*** Begin section ***

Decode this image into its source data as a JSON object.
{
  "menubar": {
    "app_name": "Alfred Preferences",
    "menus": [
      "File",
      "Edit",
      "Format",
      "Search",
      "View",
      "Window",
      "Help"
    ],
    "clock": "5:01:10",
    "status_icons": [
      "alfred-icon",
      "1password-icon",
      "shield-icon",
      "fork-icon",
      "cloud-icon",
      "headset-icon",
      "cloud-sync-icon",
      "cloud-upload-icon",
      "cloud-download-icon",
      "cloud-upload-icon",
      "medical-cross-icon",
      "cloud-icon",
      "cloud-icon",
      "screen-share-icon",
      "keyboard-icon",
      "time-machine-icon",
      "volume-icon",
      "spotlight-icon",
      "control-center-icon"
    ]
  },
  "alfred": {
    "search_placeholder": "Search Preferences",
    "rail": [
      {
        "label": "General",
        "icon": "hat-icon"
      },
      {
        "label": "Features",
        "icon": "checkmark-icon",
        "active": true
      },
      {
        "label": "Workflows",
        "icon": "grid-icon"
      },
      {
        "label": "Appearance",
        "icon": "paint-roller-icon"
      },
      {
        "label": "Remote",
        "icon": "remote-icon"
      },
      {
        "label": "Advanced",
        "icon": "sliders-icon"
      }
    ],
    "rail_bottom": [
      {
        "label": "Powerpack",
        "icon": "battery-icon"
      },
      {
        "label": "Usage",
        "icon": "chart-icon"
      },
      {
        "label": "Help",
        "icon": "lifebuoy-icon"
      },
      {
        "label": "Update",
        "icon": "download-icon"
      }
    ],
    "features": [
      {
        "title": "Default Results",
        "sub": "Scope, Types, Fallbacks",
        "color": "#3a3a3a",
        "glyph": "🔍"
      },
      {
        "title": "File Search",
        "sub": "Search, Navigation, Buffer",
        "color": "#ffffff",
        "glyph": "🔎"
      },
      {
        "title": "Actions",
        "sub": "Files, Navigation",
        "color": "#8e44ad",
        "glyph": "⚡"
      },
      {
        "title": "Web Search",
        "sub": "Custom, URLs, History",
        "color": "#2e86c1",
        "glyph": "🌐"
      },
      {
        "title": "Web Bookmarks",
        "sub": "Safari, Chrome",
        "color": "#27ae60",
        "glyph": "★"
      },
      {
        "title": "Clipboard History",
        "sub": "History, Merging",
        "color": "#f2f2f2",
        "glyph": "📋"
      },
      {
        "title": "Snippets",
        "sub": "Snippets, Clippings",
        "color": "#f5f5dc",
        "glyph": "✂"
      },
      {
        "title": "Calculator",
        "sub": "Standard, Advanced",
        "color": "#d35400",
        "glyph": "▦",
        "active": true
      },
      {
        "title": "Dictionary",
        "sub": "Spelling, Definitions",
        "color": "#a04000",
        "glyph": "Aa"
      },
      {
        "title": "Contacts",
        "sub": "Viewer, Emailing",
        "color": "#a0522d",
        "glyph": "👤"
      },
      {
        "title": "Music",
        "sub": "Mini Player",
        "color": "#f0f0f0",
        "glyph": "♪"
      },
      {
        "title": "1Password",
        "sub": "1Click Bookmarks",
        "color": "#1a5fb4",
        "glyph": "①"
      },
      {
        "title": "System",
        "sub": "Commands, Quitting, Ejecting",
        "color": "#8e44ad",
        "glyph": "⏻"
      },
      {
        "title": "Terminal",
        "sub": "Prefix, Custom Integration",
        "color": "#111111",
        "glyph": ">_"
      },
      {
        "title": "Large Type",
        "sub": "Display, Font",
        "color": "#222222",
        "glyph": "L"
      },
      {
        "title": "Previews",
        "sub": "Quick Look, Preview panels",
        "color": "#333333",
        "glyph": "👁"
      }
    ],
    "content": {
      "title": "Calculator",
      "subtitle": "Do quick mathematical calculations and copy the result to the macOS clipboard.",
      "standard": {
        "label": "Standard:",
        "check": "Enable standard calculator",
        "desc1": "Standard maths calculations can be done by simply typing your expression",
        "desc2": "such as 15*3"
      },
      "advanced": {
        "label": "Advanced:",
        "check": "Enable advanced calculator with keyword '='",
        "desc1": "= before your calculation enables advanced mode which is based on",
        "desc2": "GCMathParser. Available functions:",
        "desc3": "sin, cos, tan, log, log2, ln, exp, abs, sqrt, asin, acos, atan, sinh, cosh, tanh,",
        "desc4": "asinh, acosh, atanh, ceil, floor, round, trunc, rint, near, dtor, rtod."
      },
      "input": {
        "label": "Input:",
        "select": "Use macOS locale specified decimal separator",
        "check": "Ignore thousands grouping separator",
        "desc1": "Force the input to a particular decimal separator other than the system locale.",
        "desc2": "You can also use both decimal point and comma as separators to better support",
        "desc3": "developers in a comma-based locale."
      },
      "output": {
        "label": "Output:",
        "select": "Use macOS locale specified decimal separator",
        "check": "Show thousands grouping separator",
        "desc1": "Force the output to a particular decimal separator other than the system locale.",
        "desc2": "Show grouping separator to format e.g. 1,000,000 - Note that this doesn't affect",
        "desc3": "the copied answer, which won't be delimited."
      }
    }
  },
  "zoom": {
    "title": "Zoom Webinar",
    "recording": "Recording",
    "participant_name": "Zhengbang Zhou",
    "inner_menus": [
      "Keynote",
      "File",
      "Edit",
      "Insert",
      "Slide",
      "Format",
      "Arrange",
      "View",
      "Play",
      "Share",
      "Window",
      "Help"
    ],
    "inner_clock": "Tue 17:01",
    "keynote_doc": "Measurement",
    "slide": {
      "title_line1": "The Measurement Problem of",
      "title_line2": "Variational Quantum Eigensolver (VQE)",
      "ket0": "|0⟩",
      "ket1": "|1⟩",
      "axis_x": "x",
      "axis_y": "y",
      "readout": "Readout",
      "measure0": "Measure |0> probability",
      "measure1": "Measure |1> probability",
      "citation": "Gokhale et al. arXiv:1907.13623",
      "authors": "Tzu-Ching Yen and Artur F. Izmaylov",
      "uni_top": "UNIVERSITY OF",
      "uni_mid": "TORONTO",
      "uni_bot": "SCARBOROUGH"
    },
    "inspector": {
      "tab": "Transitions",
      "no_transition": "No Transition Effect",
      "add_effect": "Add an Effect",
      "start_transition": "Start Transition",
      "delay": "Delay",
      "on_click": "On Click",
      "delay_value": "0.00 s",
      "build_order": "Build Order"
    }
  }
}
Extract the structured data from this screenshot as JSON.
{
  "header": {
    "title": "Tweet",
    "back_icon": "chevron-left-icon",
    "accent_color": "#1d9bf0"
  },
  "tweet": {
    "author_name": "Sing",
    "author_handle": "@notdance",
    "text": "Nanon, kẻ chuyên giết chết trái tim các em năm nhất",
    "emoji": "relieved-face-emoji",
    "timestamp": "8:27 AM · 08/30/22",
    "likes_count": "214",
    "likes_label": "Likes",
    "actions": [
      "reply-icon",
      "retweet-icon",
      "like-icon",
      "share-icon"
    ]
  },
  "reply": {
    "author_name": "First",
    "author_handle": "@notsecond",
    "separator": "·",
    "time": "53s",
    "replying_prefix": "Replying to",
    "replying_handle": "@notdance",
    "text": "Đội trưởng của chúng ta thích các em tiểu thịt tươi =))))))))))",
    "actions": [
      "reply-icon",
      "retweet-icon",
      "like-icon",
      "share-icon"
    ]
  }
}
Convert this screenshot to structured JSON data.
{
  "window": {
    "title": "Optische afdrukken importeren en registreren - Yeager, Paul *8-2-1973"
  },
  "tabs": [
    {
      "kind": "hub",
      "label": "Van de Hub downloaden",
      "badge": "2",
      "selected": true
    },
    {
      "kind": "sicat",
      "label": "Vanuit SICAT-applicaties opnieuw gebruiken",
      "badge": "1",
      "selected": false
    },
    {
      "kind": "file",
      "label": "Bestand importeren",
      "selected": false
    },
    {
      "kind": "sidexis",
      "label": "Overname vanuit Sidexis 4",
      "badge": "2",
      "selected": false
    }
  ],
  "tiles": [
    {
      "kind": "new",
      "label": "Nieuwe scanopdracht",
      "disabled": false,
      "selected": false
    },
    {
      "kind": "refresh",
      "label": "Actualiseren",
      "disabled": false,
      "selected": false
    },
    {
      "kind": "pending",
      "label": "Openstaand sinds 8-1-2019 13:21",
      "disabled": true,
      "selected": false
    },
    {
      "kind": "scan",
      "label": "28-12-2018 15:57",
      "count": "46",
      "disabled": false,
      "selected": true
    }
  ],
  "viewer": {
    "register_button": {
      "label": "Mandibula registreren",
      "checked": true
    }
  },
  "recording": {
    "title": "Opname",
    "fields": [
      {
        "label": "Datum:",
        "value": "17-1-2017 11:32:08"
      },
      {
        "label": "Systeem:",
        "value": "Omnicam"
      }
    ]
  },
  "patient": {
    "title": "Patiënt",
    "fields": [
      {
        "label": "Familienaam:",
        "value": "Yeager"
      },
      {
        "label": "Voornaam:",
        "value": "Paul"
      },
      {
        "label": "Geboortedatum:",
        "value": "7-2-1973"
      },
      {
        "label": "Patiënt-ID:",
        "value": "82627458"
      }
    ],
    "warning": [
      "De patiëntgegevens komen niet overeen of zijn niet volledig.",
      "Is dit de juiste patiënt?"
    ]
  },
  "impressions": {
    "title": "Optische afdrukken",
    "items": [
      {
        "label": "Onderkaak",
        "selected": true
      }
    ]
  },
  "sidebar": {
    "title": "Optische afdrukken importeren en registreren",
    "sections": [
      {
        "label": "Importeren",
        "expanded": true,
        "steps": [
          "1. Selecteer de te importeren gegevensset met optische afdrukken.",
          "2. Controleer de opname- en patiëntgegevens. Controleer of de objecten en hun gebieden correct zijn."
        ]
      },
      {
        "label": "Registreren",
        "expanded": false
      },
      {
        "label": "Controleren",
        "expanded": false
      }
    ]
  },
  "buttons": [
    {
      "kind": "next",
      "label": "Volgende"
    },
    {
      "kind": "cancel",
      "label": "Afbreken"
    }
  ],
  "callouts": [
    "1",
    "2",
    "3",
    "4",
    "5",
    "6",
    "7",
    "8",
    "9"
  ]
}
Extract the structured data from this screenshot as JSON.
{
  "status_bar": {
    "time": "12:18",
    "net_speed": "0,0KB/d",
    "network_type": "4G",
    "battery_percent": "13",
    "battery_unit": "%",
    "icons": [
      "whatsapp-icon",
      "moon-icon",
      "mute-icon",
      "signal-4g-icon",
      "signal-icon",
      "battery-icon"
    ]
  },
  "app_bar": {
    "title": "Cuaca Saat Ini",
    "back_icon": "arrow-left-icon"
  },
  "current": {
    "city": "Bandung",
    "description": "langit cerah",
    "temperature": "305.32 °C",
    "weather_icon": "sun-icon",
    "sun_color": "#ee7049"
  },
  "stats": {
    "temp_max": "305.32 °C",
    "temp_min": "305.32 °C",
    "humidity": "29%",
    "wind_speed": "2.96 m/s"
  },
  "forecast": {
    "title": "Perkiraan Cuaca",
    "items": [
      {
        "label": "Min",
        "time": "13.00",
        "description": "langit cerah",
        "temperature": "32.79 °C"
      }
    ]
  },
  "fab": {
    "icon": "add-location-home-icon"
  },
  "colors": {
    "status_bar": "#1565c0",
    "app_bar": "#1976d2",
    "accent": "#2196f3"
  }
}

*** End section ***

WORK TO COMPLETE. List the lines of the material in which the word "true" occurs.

TASK ANSWER.
        "active": true
        "active": true
      "selected": true
      "disabled": true,
      "selected": true
      "checked": true
        "selected": true
        "expanded": true,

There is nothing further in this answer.